The Morrison government’s pre-election budget has not been the bonanza some predicted. It is a fairly modest affair.
But calculations by the the National Centre for Social and Economic Modelling, based at the University of Canberra, show the budget will widen the gap between rich and poor. This is because changes to the tax and welfare system most benefit those paying tax. Those who don’t earn enough income to pay tax benefit least.
Read more: Infographic: Budget 2019 at a glance
The centre has calculated the impact of the the federal budget’s tax and welfare transfer changes by families, age groups and Commonwealth Electoral Division.
The most significant tax changes are the two stages of tax cuts in 2022-23 and 2024-25. In 2022-23 the point at which the marginal tax rate increases from 19% to 32.5% will lift from A$41,000 to A$45,000. In 2024-25 the marginal tax rate on incomes between A$45,000 and A$200,000 will be reduced to 30%. The top tax rate of 45% (which now kicks in at A$180,000) will apply to any income above A$200,000.
The threshold on which no income tax is paid remains the same, at A$18,200.
Other tax changes involve increases to the Low Income Tax Offset (LITO) and the Low and Middle Income Tax Offset (LMITO). The LMITO (available for those earning more than A$48,000) will increase from A$530 to A$1,090 from this financial year, while the LITO will increase from A$645 to A$700 in 2022-23.
More income, more benefit
The benefit of the 2024/25 tax cuts on high-income families will be dramatic, as seen in Figure 1, which shows the effect of the changes over three years (2019-20, 2022-23 and 2024-25) by income.NATSEM, Author provided (No reuse)
The important point to note is that changes to marginal tax rates and the income tax offsets affect anyone paying tax. There is absolutely no benefit to anyone not paying tax. Which is why there is very little gain for those on incomes below $40,000 (the top of the second income quintile in Figure 1). The gain for those in the first income quintile (who mostly earn no private income) is even lower.
Figure 2 shows that the cohort that would gain the most in 2019-20 are those aged 26–35, by an average by A$245 a year for men and A$213 a year for women. This is mainly due to the change in the Low and Middle Income Tax Offset.
By 2024-25, the cohort gaining most are men aged 46–55, by A$795 a year, and women aged 46-55, by A$759 a year. This is mainly because the tax changes in 2024-25 provide greatest advantage to high-income earners, as shown above.
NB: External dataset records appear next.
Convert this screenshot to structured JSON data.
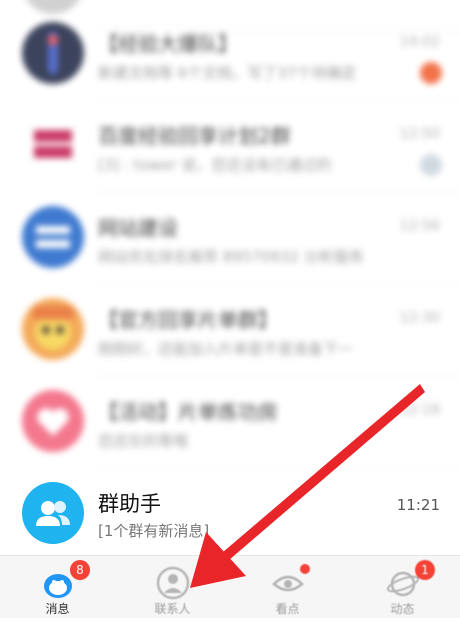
{
  "chats": [
    {
      "name": "【经验大爆队】",
      "preview": "新建文档等 6个文档，写了37个待确定",
      "time": "14:02",
      "badge": "dot"
    },
    {
      "name": "百度经验回享计划2群",
      "preview": "[3] : tower 说，您还没有已通过的",
      "time": "12:50",
      "badge": "muted"
    },
    {
      "name": "网站建设",
      "preview": "网站优化排名推荐 89570932 分析服务",
      "time": "12:56",
      "badge": ""
    },
    {
      "name": "【官方回享片单群】",
      "preview": "刚刚好，还能加入片单是不是准备下一",
      "time": "12:30",
      "badge": ""
    },
    {
      "name": "【活动】片单炼功房",
      "preview": "您还在的等哦",
      "time": "12:18",
      "badge": ""
    },
    {
      "name": "群助手",
      "preview": "[1个群有新消息]",
      "time": "11:21",
      "badge": ""
    }
  ],
  "tabs": [
    {
      "label": "消息",
      "badge": "8",
      "icon": "message-penguin-icon",
      "active": true
    },
    {
      "label": "联系人",
      "badge": "",
      "icon": "contacts-person-icon",
      "active": false
    },
    {
      "label": "看点",
      "badge": "dot",
      "icon": "eye-watch-icon",
      "active": false
    },
    {
      "label": "动态",
      "badge": "1",
      "icon": "planet-star-icon",
      "active": false
    }
  ],
  "colors": {
    "accent": "#2196f3",
    "badge": "#f44336",
    "annotation": "#e8262a"
  }
}
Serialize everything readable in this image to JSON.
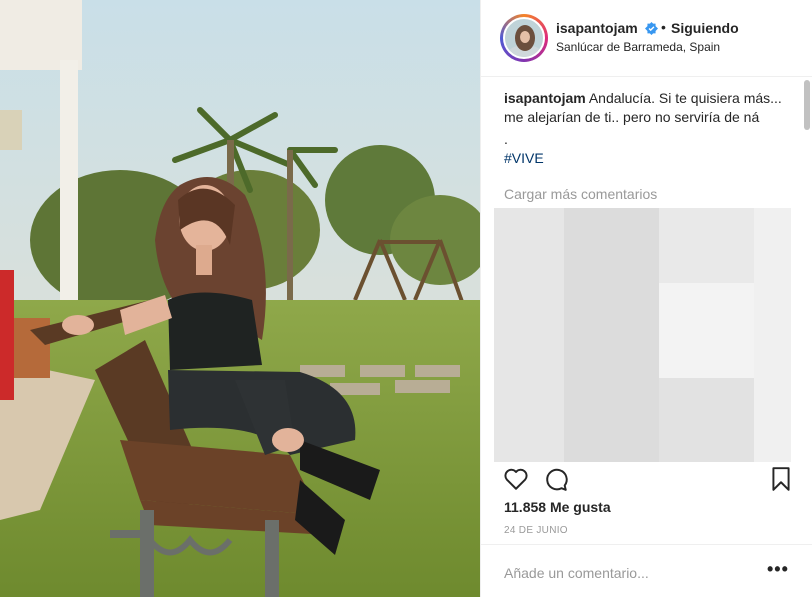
{
  "header": {
    "username": "isapantojam",
    "separator": "•",
    "follow_status": "Siguiendo",
    "location": "Sanlúcar de Barrameda, Spain",
    "verified_icon": "verified-badge-icon"
  },
  "caption": {
    "username": "isapantojam",
    "text": "Andalucía. Si te quisiera más... me alejarían de ti.. pero no serviría de ná",
    "dot": ".",
    "hashtag": "#VIVE"
  },
  "load_more": "Cargar más comentarios",
  "actions": {
    "like_icon": "heart-icon",
    "comment_icon": "comment-icon",
    "save_icon": "bookmark-icon"
  },
  "likes": "11.858 Me gusta",
  "date": "24 DE JUNIO",
  "add_comment": {
    "placeholder": "Añade un comentario...",
    "more_icon": "more-options-icon",
    "more_label": "•••"
  },
  "colors": {
    "text": "#262626",
    "muted": "#999999",
    "hashtag": "#003569",
    "verified": "#3897f0",
    "divider": "#efefef"
  }
}
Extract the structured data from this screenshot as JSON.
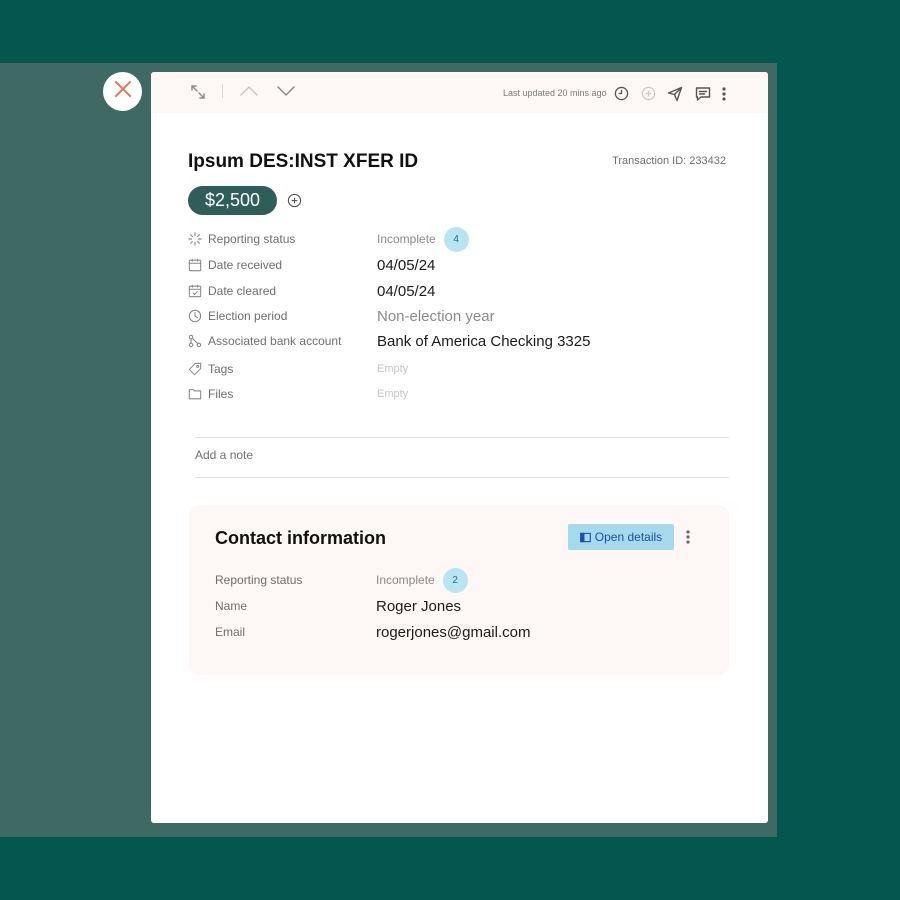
{
  "toolbar": {
    "last_updated": "Last updated 20 mins ago",
    "icons": [
      "expand-icon",
      "chevron-up-icon",
      "chevron-down-icon",
      "history-icon",
      "add-circle-icon",
      "send-icon",
      "comment-icon",
      "more-vertical-icon"
    ]
  },
  "close_icon": "close-icon",
  "transaction": {
    "title": "Ipsum DES:INST XFER ID",
    "id_text": "Transaction ID: 233432",
    "amount": "$2,500",
    "properties": [
      {
        "icon": "loading-icon",
        "label": "Reporting status",
        "value": "Incomplete",
        "badge": "4"
      },
      {
        "icon": "calendar-icon",
        "label": "Date received",
        "value": "04/05/24"
      },
      {
        "icon": "calendar-check-icon",
        "label": "Date cleared",
        "value": "04/05/24"
      },
      {
        "icon": "clock-icon",
        "label": "Election period",
        "value": "Non-election year"
      },
      {
        "icon": "branch-icon",
        "label": "Associated bank account",
        "value": "Bank of America Checking 3325"
      },
      {
        "icon": "tag-icon",
        "label": "Tags",
        "value": "Empty"
      },
      {
        "icon": "folder-icon",
        "label": "Files",
        "value": "Empty"
      }
    ],
    "note_placeholder": "Add a note"
  },
  "contact": {
    "title": "Contact information",
    "open_details_label": "Open details",
    "rows": [
      {
        "label": "Reporting status",
        "value": "Incomplete",
        "badge": "2"
      },
      {
        "label": "Name",
        "value": "Roger Jones"
      },
      {
        "label": "Email",
        "value": "rogerjones@gmail.com"
      }
    ]
  },
  "colors": {
    "background": "#03574f",
    "overlay": "#3f6a63",
    "amount_pill": "#2e5e57",
    "badge": "#b9e4f2",
    "open_details_button": "#a6d9ec",
    "close_icon": "#e8735f"
  }
}
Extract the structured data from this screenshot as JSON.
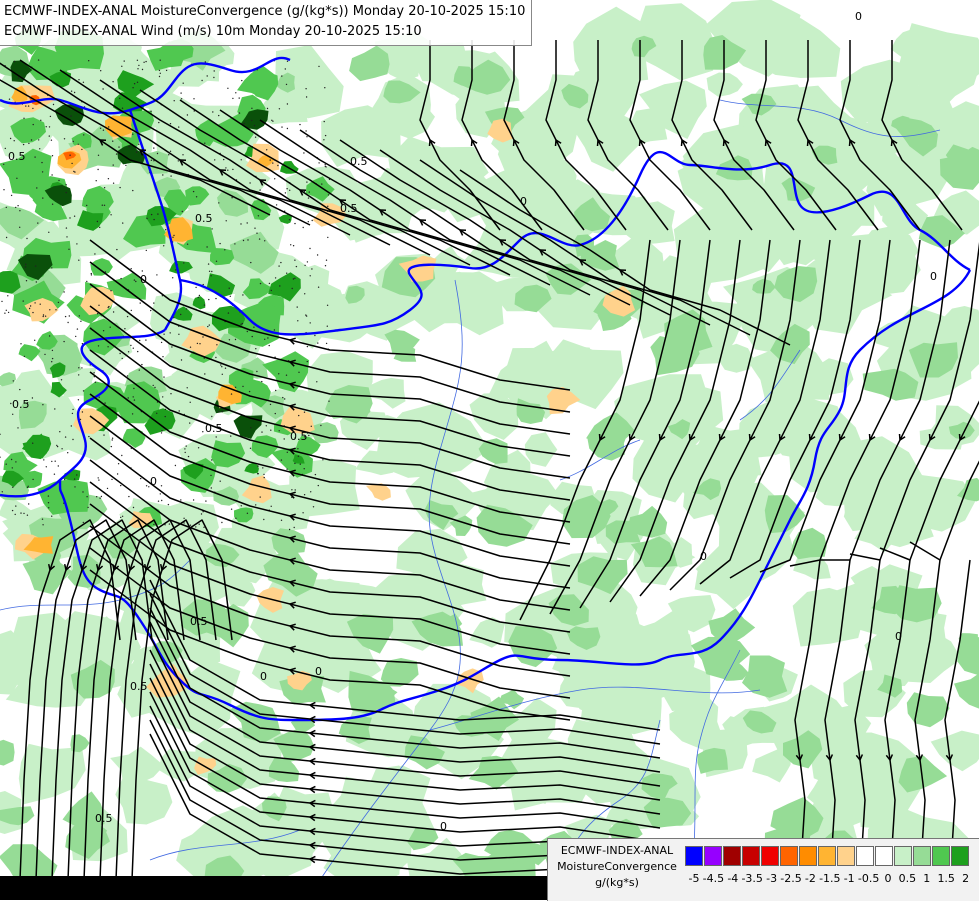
{
  "header": {
    "line1": "ECMWF-INDEX-ANAL MoistureConvergence (g/(kg*s)) Monday 20-10-2025 15:10",
    "line2": "ECMWF-INDEX-ANAL Wind (m/s) 10m Monday 20-10-2025 15:10"
  },
  "legend": {
    "model": "ECMWF-INDEX-ANAL",
    "parameter": "MoistureConvergence",
    "unit": "g/(kg*s)",
    "colors": [
      "#0000ff",
      "#9600ff",
      "#a00000",
      "#c80000",
      "#f00000",
      "#ff6400",
      "#ff8c00",
      "#ffb432",
      "#ffd28c",
      "#ffffff",
      "#ffffff",
      "#c8f0c8",
      "#96dc96",
      "#50c850",
      "#1ea01e"
    ],
    "ticks": [
      "-5",
      "-4.5",
      "-4",
      "-3.5",
      "-3",
      "-2.5",
      "-2",
      "-1.5",
      "-1",
      "-0.5",
      "0",
      "0.5",
      "1",
      "1.5",
      "2"
    ]
  },
  "map": {
    "field_colors": {
      "background": "#ffffff",
      "light_green": "#c8f0c8",
      "mid_green": "#96dc96",
      "green": "#50c850",
      "dark_green": "#1ea01e",
      "darkest_green": "#0a500a",
      "light_orange": "#ffd28c",
      "orange": "#ffb432",
      "dark_orange": "#ff8c00",
      "red_orange": "#ff6400",
      "border_blue": "#0000ff",
      "river_blue": "#4169e1"
    },
    "contour_labels": [
      "0.5",
      "0.5",
      "0.5",
      "0.5",
      "0.5",
      "0.5",
      "0.5",
      "0.5",
      "0.5",
      "0.5",
      "0",
      "0",
      "0",
      "0",
      "0",
      "0",
      "0",
      "0",
      "0",
      "0"
    ]
  }
}
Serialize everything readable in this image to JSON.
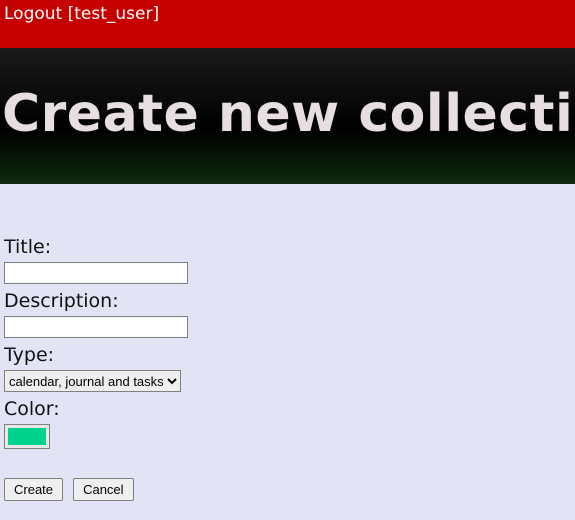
{
  "topbar": {
    "logout_text": "Logout [test_user]"
  },
  "hero": {
    "title": "Create new collection"
  },
  "form": {
    "title_label": "Title:",
    "title_value": "",
    "description_label": "Description:",
    "description_value": "",
    "type_label": "Type:",
    "type_selected": "calendar, journal and tasks",
    "type_options": [
      "calendar, journal and tasks"
    ],
    "color_label": "Color:",
    "color_value": "#00d48c"
  },
  "buttons": {
    "create": "Create",
    "cancel": "Cancel"
  }
}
Figure 3 breaks down the impact by family type and income quintile. Couples with children gain the most for all years. By 2024-25, couples with children in the highest-income quintile gain an extra A$4,573 a year, while those in the lowest quintile get just A$114.NASTSEM, Author provided (No reuse)
The main reason for this is that couples with children commonly have both parents working and paying tax, therefore tax changes benefit these families more.
In the first year (2019-20), the Low Income Tax Offset and Low and Middle Income Tax Offset mean middle-income earners gain the most (although it is still Quintile 4 gaining the most in this first year). By 2022-23 the tax cuts benefit higher-income households more.
When it comes to the impact by Commonwealth Electoral Division (Figure 4), we can see that by 2024-25 urban areas gain the most, and regional areas the least.NATSEM, Author provided (No reuse)
This is because households in urban areas tend to have higher incomes, and the tax cuts in 2024-25 mean electoral divisions with higher income households will benefit the most.
Effect on poverty rate
The budget’s effect on the poverty rate – the proportion of households living on less than 50% of median income – is to reduce it by 0.2 percentage points by 2024-25. This is a fairly small reduction. But due to the tax cuts in 2024-25 raising the net incomes for high-income households, this means income inequality will be higher.
The 0.2 percentage point decrease compares to an 0.8% percentage point reduction that NATSEM’s modelling estimates would result from raising the Newstart allowance by A$75 a week from what it is now.
The message from this analysis is that the changes to the tax and welfare system in this budget benefits those with higher incomes and who are paying tax, with little to no gains in future years to some of those low income earners who aren’t paying tax.
Authors: Robert Tanton, Professor, Institute for Governance & Policy Analysis, University of Canberra